EXERCISE BRIEF:
Each record below needs to be retyped exactly.

++++

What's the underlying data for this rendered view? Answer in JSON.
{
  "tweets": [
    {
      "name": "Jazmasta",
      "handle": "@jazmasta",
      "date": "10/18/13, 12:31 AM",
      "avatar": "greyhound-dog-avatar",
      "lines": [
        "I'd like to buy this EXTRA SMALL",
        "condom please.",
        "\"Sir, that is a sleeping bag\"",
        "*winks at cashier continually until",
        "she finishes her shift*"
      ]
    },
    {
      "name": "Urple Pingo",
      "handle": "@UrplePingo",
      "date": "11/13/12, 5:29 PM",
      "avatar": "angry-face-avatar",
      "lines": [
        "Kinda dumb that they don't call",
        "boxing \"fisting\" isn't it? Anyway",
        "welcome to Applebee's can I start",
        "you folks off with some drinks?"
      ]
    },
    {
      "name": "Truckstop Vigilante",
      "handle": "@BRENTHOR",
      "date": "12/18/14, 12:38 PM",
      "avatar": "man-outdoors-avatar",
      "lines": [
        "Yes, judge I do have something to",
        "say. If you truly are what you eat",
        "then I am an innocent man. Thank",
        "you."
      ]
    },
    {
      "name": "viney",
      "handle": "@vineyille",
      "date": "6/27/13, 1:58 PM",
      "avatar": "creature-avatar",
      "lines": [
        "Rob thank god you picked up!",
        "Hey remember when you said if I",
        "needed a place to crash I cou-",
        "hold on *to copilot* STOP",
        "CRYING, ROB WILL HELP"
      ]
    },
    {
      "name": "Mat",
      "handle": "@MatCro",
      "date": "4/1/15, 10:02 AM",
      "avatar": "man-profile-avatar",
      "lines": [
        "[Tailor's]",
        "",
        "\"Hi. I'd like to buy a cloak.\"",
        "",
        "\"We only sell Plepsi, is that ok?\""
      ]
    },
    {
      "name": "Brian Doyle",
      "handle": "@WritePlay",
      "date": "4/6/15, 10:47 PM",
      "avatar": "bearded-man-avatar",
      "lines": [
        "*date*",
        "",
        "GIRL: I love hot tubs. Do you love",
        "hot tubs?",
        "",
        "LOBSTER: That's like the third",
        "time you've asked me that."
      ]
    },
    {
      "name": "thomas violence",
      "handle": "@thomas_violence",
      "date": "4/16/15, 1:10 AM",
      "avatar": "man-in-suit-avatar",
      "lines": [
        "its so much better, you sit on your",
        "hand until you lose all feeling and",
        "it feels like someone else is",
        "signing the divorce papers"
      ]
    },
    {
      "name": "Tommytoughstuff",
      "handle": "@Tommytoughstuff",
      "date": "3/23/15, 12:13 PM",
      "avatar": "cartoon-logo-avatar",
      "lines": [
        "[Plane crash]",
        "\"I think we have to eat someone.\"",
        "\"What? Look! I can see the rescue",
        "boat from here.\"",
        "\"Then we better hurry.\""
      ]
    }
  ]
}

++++

EXPECTED ANSWER:
What's the underlying data for this rendered view? Answer in JSON.
{
  "tweets": [
    {
      "name": "Jazmasta",
      "handle": "@jazmasta",
      "date": "10/18/13, 12:31 AM",
      "avatar": "greyhound-dog-avatar",
      "lines": [
        "I'd like to buy this EXTRA SMALL",
        "condom please.",
        "\"Sir, that is a sleeping bag\"",
        "*winks at cashier continually until",
        "she finishes her shift*"
      ]
    },
    {
      "name": "Urple Pingo",
      "handle": "@UrplePingo",
      "date": "11/13/12, 5:29 PM",
      "avatar": "angry-face-avatar",
      "lines": [
        "Kinda dumb that they don't call",
        "boxing \"fisting\" isn't it? Anyway",
        "welcome to Applebee's can I start",
        "you folks off with some drinks?"
      ]
    },
    {
      "name": "Truckstop Vigilante",
      "handle": "@BRENTHOR",
      "date": "12/18/14, 12:38 PM",
      "avatar": "man-outdoors-avatar",
      "lines": [
        "Yes, judge I do have something to",
        "say. If you truly are what you eat",
        "then I am an innocent man. Thank",
        "you."
      ]
    },
    {
      "name": "viney",
      "handle": "@vineyille",
      "date": "6/27/13, 1:58 PM",
      "avatar": "creature-avatar",
      "lines": [
        "Rob thank god you picked up!",
        "Hey remember when you said if I",
        "needed a place to crash I cou-",
        "hold on *to copilot* STOP",
        "CRYING, ROB WILL HELP"
      ]
    },
    {
      "name": "Mat",
      "handle": "@MatCro",
      "date": "4/1/15, 10:02 AM",
      "avatar": "man-profile-avatar",
      "lines": [
        "[Tailor's]",
        "",
        "\"Hi. I'd like to buy a cloak.\"",
        "",
        "\"We only sell Plepsi, is that ok?\""
      ]
    },
    {
      "name": "Brian Doyle",
      "handle": "@WritePlay",
      "date": "4/6/15, 10:47 PM",
      "avatar": "bearded-man-avatar",
      "lines": [
        "*date*",
        "",
        "GIRL: I love hot tubs. Do you love",
        "hot tubs?",
        "",
        "LOBSTER: That's like the third",
        "time you've asked me that."
      ]
    },
    {
      "name": "thomas violence",
      "handle": "@thomas_violence",
      "date": "4/16/15, 1:10 AM",
      "avatar": "man-in-suit-avatar",
      "lines": [
        "its so much better, you sit on your",
        "hand until you lose all feeling and",
        "it feels like someone else is",
        "signing the divorce papers"
      ]
    },
    {
      "name": "Tommytoughstuff",
      "handle": "@Tommytoughstuff",
      "date": "3/23/15, 12:13 PM",
      "avatar": "cartoon-logo-avatar",
      "lines": [
        "[Plane crash]",
        "\"I think we have to eat someone.\"",
        "\"What? Look! I can see the rescue",
        "boat from here.\"",
        "\"Then we better hurry.\""
      ]
    }
  ]
}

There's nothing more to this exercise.